#### Task brief
In the records, find each line where "user" occurs, and copy it.

━━━ Given data ━━━

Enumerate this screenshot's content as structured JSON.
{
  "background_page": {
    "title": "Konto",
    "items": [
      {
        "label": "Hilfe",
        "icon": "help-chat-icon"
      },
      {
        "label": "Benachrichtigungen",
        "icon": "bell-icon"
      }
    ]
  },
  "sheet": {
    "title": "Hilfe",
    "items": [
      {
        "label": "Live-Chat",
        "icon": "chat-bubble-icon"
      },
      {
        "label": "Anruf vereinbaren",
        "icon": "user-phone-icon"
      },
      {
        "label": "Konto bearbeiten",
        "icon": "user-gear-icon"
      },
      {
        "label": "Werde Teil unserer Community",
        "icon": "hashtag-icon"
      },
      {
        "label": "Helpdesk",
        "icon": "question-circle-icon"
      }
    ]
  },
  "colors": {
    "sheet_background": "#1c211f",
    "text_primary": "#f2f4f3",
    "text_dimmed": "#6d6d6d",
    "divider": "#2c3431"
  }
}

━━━
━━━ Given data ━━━

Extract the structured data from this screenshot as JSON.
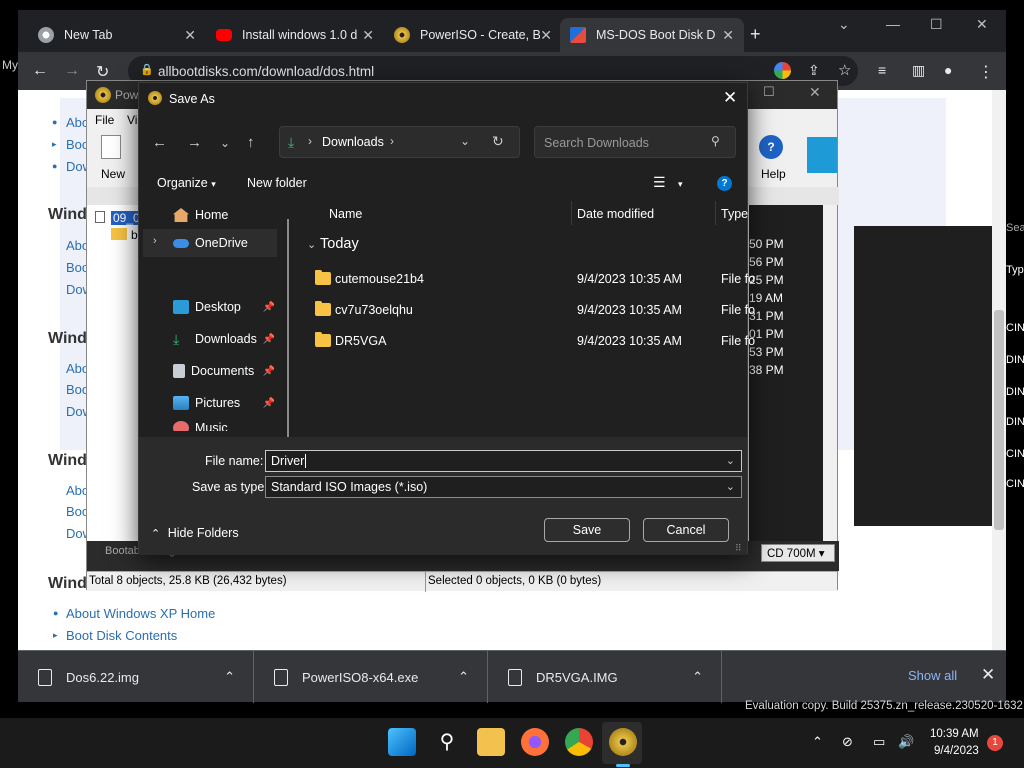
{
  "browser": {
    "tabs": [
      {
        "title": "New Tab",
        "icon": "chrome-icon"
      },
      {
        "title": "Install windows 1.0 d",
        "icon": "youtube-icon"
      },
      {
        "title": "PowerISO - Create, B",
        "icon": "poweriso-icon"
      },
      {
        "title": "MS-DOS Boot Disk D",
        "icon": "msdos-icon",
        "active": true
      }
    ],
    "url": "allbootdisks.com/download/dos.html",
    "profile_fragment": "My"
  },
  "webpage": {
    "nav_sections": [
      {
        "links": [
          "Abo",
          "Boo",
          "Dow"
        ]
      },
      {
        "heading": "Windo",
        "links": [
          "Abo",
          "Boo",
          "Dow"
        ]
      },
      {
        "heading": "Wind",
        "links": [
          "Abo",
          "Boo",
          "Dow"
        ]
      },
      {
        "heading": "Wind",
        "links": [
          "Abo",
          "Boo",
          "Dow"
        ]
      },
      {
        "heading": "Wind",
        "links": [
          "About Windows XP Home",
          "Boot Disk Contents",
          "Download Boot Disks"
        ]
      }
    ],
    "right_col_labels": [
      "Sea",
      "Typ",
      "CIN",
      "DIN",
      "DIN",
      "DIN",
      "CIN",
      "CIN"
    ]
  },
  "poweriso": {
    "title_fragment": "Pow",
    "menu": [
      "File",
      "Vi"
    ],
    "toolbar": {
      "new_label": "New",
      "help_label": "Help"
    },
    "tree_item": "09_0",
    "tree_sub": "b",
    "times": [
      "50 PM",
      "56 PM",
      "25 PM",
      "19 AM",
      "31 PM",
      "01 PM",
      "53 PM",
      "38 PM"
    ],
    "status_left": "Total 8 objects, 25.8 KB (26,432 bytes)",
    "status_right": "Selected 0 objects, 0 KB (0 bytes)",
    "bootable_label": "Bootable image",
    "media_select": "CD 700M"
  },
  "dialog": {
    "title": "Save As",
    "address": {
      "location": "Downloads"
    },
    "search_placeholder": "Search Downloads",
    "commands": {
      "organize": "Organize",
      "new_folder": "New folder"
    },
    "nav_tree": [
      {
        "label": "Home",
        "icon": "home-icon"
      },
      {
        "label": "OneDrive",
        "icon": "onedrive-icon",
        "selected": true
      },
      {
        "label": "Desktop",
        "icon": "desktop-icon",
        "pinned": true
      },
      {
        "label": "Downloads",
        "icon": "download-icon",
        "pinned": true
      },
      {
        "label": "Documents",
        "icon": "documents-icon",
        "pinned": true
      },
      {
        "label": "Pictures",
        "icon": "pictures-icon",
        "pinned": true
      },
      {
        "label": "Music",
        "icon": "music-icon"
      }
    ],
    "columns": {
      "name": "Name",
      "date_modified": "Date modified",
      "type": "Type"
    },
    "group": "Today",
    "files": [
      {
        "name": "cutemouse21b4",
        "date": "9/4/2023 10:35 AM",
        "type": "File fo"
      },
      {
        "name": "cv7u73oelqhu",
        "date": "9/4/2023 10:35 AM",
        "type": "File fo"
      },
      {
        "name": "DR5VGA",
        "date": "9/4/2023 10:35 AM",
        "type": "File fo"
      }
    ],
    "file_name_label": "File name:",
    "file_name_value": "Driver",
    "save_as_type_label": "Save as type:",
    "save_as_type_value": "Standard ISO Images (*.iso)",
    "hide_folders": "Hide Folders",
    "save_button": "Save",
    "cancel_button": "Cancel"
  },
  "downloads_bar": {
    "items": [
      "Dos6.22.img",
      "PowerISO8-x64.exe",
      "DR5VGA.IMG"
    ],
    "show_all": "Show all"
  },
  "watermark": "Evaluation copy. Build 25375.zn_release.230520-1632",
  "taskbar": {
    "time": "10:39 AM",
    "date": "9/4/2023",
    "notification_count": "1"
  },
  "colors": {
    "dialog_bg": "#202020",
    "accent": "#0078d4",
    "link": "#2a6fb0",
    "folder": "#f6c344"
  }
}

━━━

#### Solution
        "icon": "user-phone-icon"
        "icon": "user-gear-icon"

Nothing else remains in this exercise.